The nature of epilepsy seems to consist in an increase of the impressibility, or in other words of the reflex excitability of certain parts of the cerebro-spinal axis. In most cases of epilepsy these parts are the medulla oblongata and the neighboring parts of the encephalon and of the spinal cord. But the seat is not constant, and may be sometimes limited to the oblong medulla or extended to other parts of the cerebro-spinal axis. Dr. Brown-Sequard has tried to explain the mysterious phenomenon of loss of consciousness. It seemed very strange that at the same time that certain parts of the encephalon were acting with great energy, another part should be completely deprived of action. This, according to him, is very simple. The blood vessels of that part of the brain which is the seat of consciousness and of the mental faculties receive nerves from the medulla oblongata and the spinal cord; these blood vessels when they are excited contract and expel the blood they normally contain, and it is known that all the functions of that part of the brain cease when they do not receive blood.

When the excitation that exists in the beginning of a fit acts upon the medulla oblongata and its neighborhood, it produces at the same time the contraction of the blood vessels of that part of the brain which we have mentioned, and a convulsive contraction of the muscles of the face, the eye, the neck, the larynx, etc, all parts receiving nerves from the same source as these blood vessels. In this way the loss of consciousness is explained. The following table from Dr. Brown-Sequard's work on epilepsy shows how the principal phenomena are generated:

Epimenides.

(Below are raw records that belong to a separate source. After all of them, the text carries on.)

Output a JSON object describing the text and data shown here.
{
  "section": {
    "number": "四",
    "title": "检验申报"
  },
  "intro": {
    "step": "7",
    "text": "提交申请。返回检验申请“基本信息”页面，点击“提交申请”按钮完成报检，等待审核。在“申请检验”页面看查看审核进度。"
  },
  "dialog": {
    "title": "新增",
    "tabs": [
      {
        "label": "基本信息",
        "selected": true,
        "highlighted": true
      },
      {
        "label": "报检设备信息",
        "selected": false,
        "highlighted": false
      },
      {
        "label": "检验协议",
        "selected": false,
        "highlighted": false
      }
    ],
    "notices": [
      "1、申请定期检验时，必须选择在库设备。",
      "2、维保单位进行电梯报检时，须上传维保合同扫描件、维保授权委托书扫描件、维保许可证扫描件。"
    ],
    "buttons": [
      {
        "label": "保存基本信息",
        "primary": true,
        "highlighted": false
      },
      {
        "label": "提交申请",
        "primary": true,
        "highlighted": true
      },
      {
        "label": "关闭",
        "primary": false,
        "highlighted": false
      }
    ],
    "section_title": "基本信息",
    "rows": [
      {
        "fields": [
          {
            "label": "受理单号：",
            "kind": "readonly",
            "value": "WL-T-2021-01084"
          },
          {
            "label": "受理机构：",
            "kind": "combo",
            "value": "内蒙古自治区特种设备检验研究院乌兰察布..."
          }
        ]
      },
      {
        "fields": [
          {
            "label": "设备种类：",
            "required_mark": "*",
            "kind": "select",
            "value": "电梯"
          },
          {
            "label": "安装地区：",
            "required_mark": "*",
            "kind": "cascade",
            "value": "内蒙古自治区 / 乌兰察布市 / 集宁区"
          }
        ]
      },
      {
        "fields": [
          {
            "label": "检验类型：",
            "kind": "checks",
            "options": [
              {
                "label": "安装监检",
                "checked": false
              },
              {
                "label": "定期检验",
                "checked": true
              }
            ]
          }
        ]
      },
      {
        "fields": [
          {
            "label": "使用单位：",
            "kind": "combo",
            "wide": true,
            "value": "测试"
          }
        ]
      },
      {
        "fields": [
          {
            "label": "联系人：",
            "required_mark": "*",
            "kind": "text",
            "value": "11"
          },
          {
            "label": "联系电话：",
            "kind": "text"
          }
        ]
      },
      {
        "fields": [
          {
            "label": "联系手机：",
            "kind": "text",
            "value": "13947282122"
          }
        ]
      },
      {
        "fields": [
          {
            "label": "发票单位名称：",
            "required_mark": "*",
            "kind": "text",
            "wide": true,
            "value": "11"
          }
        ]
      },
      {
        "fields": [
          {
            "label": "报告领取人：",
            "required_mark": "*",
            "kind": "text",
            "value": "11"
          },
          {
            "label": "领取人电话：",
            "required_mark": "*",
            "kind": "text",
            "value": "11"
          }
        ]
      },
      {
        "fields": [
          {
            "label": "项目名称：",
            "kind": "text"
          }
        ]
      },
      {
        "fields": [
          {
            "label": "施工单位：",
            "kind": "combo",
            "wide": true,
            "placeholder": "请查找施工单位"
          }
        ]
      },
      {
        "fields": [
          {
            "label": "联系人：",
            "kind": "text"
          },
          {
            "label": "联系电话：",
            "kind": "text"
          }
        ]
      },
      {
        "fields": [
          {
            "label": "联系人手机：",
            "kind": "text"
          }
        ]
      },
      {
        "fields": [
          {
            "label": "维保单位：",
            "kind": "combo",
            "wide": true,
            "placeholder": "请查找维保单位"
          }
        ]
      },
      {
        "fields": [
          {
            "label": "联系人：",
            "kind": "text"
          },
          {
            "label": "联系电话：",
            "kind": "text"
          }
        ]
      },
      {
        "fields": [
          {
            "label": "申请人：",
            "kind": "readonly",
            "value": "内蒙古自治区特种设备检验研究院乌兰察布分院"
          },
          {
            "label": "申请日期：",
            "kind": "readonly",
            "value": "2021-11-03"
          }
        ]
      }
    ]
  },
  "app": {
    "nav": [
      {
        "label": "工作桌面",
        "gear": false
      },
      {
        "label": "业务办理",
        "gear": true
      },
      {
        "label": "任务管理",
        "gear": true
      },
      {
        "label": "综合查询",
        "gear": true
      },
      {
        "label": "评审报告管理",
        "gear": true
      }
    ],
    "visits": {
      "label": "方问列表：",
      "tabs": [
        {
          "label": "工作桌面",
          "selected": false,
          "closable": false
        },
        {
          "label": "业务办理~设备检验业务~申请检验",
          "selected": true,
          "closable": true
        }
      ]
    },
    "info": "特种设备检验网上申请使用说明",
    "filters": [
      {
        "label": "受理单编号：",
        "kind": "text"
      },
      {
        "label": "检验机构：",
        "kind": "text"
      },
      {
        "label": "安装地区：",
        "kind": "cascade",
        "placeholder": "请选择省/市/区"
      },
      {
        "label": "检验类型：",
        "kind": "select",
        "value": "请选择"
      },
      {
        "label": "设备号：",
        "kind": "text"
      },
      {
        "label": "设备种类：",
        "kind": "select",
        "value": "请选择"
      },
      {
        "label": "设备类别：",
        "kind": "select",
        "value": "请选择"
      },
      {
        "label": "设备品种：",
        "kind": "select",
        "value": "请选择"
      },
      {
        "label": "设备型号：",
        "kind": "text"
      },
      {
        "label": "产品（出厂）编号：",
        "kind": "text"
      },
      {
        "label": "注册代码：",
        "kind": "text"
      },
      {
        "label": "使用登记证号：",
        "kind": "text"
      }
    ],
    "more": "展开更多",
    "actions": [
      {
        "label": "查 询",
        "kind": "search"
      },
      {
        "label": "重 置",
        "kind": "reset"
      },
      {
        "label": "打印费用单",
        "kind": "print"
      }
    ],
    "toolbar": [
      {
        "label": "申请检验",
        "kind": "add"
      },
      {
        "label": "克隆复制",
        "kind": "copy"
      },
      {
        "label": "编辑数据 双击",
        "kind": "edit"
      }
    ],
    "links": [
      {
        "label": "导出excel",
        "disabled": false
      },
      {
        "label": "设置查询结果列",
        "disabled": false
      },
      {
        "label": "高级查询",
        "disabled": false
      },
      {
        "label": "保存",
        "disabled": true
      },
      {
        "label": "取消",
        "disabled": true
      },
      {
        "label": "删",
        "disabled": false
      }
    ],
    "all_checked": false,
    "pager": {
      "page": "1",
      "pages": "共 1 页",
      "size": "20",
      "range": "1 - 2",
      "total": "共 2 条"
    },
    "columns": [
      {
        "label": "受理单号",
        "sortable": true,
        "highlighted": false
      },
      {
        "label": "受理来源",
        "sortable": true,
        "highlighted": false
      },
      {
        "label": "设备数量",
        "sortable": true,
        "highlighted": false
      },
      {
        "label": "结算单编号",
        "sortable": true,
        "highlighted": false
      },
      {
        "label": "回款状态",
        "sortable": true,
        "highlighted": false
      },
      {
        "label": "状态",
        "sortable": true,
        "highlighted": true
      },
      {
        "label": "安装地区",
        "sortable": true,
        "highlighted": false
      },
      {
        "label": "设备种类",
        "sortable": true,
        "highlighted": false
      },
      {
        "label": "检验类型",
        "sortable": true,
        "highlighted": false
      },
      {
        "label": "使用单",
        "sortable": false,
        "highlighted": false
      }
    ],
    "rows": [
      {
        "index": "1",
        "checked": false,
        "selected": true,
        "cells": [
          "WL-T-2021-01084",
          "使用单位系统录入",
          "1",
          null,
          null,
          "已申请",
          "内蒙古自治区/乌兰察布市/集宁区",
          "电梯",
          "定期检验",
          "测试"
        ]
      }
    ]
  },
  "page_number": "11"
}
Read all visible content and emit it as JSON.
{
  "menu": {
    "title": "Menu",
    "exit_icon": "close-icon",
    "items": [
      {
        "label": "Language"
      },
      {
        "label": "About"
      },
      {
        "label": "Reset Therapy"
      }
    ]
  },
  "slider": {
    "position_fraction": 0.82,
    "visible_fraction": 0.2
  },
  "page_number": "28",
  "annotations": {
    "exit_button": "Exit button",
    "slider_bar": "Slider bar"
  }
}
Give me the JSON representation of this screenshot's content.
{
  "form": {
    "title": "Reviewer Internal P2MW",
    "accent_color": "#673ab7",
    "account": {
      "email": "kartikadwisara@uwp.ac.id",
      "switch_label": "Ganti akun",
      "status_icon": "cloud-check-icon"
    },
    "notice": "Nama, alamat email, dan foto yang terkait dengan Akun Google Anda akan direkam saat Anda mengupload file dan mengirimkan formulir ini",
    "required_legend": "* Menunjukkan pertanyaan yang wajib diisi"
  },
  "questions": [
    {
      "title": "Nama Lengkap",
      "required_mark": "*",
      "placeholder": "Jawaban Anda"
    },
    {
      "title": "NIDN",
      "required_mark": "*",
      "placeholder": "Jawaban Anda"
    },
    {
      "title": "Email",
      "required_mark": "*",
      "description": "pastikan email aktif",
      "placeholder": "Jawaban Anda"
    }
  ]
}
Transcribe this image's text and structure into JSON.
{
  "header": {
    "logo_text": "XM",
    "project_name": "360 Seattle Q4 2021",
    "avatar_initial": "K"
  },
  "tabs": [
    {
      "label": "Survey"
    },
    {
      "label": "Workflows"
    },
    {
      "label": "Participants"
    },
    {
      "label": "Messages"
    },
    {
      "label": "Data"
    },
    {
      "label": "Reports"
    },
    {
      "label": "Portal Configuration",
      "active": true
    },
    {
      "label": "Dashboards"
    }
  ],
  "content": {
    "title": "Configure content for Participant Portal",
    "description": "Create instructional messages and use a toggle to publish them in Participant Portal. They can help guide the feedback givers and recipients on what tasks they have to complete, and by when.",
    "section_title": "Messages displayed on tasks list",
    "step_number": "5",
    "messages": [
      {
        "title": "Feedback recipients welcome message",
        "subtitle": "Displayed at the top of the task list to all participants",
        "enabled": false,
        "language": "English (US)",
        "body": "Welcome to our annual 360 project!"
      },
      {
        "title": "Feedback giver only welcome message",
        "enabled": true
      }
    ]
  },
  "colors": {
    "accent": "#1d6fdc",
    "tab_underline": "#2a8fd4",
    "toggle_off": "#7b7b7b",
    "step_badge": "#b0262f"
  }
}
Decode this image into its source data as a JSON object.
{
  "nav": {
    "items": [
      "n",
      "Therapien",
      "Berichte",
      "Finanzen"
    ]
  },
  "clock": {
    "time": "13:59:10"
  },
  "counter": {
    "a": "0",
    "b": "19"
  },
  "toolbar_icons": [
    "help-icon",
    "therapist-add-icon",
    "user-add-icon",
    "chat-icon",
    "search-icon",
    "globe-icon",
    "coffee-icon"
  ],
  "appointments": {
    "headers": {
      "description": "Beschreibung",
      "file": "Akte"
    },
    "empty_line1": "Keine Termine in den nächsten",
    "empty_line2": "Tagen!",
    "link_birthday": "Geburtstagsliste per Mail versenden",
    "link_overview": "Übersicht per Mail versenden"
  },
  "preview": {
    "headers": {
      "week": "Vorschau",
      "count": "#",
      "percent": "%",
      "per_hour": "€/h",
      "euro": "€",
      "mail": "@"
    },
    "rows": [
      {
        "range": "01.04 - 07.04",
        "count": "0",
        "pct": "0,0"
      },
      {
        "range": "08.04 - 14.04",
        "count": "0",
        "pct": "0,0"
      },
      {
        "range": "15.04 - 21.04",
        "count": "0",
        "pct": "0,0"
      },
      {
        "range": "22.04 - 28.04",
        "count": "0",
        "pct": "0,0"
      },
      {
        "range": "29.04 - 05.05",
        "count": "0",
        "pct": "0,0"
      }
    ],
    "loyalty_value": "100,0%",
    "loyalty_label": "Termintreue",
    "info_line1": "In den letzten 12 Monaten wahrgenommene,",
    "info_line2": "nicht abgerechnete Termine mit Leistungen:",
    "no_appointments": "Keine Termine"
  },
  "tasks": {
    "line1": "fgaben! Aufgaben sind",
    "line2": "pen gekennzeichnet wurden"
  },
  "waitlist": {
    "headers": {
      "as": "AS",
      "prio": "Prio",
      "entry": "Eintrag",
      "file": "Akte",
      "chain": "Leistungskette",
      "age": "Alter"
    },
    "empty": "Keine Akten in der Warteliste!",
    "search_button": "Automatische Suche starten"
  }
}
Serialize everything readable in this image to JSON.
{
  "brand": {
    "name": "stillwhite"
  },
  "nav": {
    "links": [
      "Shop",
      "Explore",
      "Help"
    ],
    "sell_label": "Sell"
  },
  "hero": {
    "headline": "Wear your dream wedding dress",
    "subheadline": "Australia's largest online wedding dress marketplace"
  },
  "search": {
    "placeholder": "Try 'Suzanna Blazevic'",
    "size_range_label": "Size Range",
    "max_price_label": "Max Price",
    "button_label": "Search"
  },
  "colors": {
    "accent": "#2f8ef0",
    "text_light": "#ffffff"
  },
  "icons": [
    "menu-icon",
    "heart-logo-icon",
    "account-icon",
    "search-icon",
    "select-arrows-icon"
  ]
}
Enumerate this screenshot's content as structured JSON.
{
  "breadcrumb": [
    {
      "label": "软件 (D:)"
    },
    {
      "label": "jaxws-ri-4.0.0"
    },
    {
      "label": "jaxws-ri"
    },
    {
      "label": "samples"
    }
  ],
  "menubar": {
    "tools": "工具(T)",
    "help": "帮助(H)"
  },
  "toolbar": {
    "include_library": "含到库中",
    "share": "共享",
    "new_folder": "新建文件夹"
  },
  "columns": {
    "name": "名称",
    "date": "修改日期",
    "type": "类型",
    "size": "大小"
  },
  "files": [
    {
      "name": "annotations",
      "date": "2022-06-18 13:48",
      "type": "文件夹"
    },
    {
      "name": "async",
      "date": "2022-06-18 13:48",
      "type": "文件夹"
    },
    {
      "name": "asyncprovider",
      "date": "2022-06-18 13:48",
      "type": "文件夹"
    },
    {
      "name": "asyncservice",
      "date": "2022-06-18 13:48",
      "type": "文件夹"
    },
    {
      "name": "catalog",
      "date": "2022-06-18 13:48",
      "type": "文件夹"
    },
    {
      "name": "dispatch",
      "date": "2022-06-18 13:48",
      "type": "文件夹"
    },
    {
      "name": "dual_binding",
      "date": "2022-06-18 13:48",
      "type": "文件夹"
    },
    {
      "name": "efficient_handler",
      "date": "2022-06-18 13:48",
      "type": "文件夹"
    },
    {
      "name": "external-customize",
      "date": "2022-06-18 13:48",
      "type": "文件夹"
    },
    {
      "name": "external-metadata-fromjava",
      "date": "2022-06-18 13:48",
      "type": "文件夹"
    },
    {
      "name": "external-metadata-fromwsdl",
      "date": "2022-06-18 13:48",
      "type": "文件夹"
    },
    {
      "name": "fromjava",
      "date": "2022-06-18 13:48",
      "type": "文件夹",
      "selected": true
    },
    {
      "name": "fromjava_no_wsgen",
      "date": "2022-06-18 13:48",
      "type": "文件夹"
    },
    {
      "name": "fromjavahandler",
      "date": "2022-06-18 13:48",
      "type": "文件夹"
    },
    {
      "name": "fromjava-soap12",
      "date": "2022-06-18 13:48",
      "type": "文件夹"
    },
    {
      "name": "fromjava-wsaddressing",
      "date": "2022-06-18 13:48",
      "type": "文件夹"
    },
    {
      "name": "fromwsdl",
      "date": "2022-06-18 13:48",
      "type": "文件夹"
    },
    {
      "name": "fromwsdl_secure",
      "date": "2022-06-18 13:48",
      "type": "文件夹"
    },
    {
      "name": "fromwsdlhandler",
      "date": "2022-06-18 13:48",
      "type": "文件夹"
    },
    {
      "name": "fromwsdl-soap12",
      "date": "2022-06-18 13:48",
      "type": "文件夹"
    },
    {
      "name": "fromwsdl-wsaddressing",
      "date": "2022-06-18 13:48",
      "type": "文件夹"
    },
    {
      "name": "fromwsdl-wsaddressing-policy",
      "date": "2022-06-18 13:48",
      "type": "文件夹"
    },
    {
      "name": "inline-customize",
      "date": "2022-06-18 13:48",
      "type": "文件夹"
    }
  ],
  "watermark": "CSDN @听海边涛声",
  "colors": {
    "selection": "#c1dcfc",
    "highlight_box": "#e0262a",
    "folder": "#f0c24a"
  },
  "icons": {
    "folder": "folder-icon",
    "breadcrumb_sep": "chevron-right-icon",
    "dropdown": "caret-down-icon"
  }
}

Causes

1. Starting of an excitation from a sensitive or an excitable part of the nervous system.

2. Contraction of the blood vessels of the brain proper.

3. Accumulation of blood at the base of the encephalon, due to its expulsion from the brain proper, etc.

4. Spasm of larynx and of expiratory muscles.

5. Asphyxia.

6. Exhaustion of nervous power, except of the part of the nervous centres employed in respiration.

7. Return of respiration.


1. Contraction of the blood vessels of the brain proper, and contraction of some muscles, by a reflex action from the central seat of the disease.

2. Loss of consciousness.

3. Spasm of the larynx and of the muscles employed in expiration.

4. Cry and asphyxia.

5. General clonic convulsions.

6. Cessation of the convulsions and return of respiration.

7. Return of consciousness.

- The first thing to be done for an epileptic is to find out the cause of the disease, and to try to get rid of that cause if it still exists. Very often epilepsy depends upon some external cause of irritation which may easily be removed; it is of the greatest importance to discover if there is anywhere such an irritation, and as the patient may not be aware of its existence, it is necessary to look for it everywhere. Of the various modes of treatment, the most powerful are those means of exciting the skin which most readily produce a change in the nutrition of the encephalon and spinal cord. All physicians know what these means are. One of the most efficacious remedies is belladonna. Patients and their families should remember that the rules of hygiene must be followed by epileptics much more closely than by those afflicted with almost any other disease.